For CloudABI, I’ve therefore decided to follow a more pragmatic approach that doesn’t use the wait/wake model. Instead, we use futexes that closely match the style of the POSIX synchronisation primitives. CloudABI’s futexes are typed. Right now there are two different futex types:
a readers-writer lock, also perfectly usable as a mutex.
When unlocked, the lock has value
CLOUDABI_LOCK_UNLOCKED. The top
two bits store whether the lock has waiters
CLOUDABI_LOCK_KERNEL_MANAGED) and whether the lock is acquired for
reading or writing (
CLOUDABI_LOCK_WRLOCKED). When locked for
reading, the bottom 30 bits contain the number of readers.

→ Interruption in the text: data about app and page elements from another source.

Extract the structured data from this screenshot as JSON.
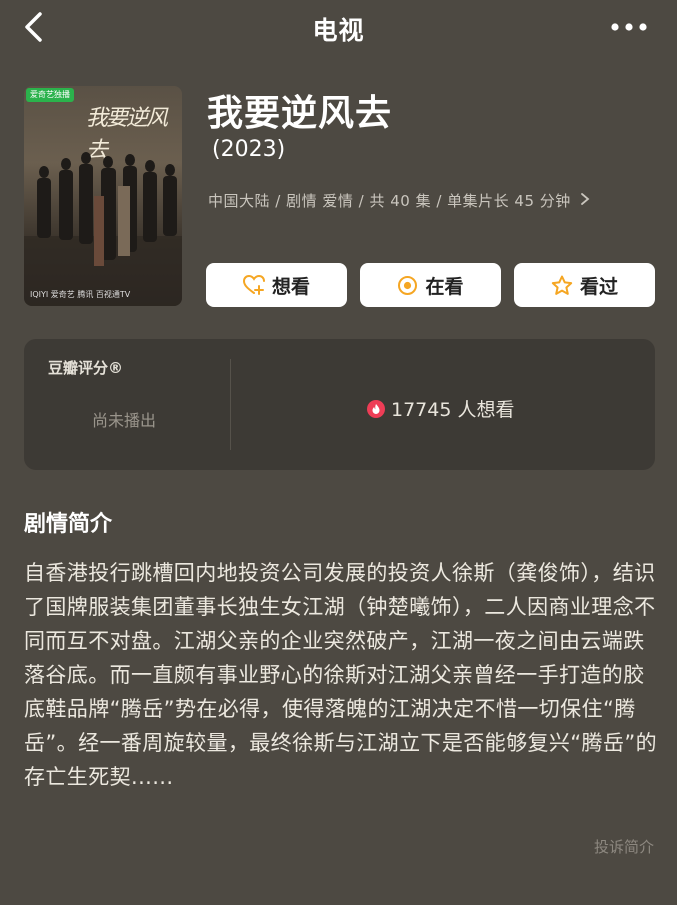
{
  "header": {
    "title": "电视"
  },
  "poster": {
    "badge": "爱奇艺独播",
    "title_art": "我要逆风去",
    "footer": "IQIYI 爱奇艺  腾讯  百视通TV"
  },
  "show": {
    "name": "我要逆风去",
    "year": "(2023)",
    "meta": "中国大陆 / 剧情 爱情 / 共 40 集 / 单集片长 45 分钟"
  },
  "actions": {
    "want_label": "想看",
    "watching_label": "在看",
    "watched_label": "看过"
  },
  "rating": {
    "label": "豆瓣评分®",
    "status": "尚未播出",
    "want_count": "17745 人想看"
  },
  "synopsis": {
    "title": "剧情简介",
    "text": "自香港投行跳槽回内地投资公司发展的投资人徐斯（龚俊饰），结识了国牌服装集团董事长独生女江湖（钟楚曦饰），二人因商业理念不同而互不对盘。江湖父亲的企业突然破产，江湖一夜之间由云端跌落谷底。而一直颇有事业野心的徐斯对江湖父亲曾经一手打造的胶底鞋品牌“腾岳”势在必得，使得落魄的江湖决定不惜一切保住“腾岳”。经一番周旋较量，最终徐斯与江湖立下是否能够复兴“腾岳”的存亡生死契......",
    "report_label": "投诉简介"
  },
  "colors": {
    "background": "#4d4942",
    "card": "#3d3a35",
    "accent": "#f5a623",
    "fire": "#ee3d56"
  }
}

When locked
for writing, the bottom 30 bits contain the thread ID of the owner.
This futex type does not support write recursion, as this may easily be implemented in userspace, using a separate counter stored next to the futex.
a condition variable.
The condition variable has value
and only if there are no threads waiting to be woken up.
It is possible to perform three blocking kernel-level operations on them:
lock_rdlock(cloudabi_lock_t *lock): acquires a lock for reading.
lock_wrlock(cloudabi_lock_t *lock): acquires a lock for writing.
condvar(cloudabi_condvar_t *condvar, cloudabi_lock_t *lock): waits on a condition variable, while temporarily unlocking a lock that has been locked for writing.
There are two non-blocking operations:
lock_unlock(cloudabi_lock_t *lock): unlocks a lock that has been locked for writing.
condvar_signal(cloudabi_condvar_t *condvar, uint32_t nwaiters): wakes up a specifed number of threads waiting on a condition variable.
This API reveals why I’m calling this approach hierarchical. Instead of
treating futexes as individual queues of threads (like on other
systems), it allows the kernel to construct a directed graph of locks,
each having zero or more condition variables pointing to it. When
condvar_signal() to wake up threads waiting on a condition
variable, they can be requeued to the lock without needing to provide
its address. This approach works even when the condition variable is
You may wonder why there is no operation for unlocking a lock that has
been locked for reading. The reason for this is that this can always be
done from userspace, except when the lock has threads waiting and its
last read lock is to be released. In that case, userspace first upgrades
the lock to a write lock before calling into
not only simplifies the implementation of
lock_unlock(). It also
prevents spurious calls, as the lock’s reader count can no longer be
incremented after upgrading.
Below is a list of relevant source files that provide full insight in how CloudABI’s futexes work:
While working this article, I discovered that writing it in such a way that it is both accessible, informative and not too long is quite challenging. The reason for this is that the topic at hand is already pretty hard. Still, I hope that you enjoyed reading this article and that it provided you with some more insight in the mysterious world of locking.
Be sure to get in touch at firstname.lastname@example.org to let me know what you thought of this article. I’d love to hear your feedback!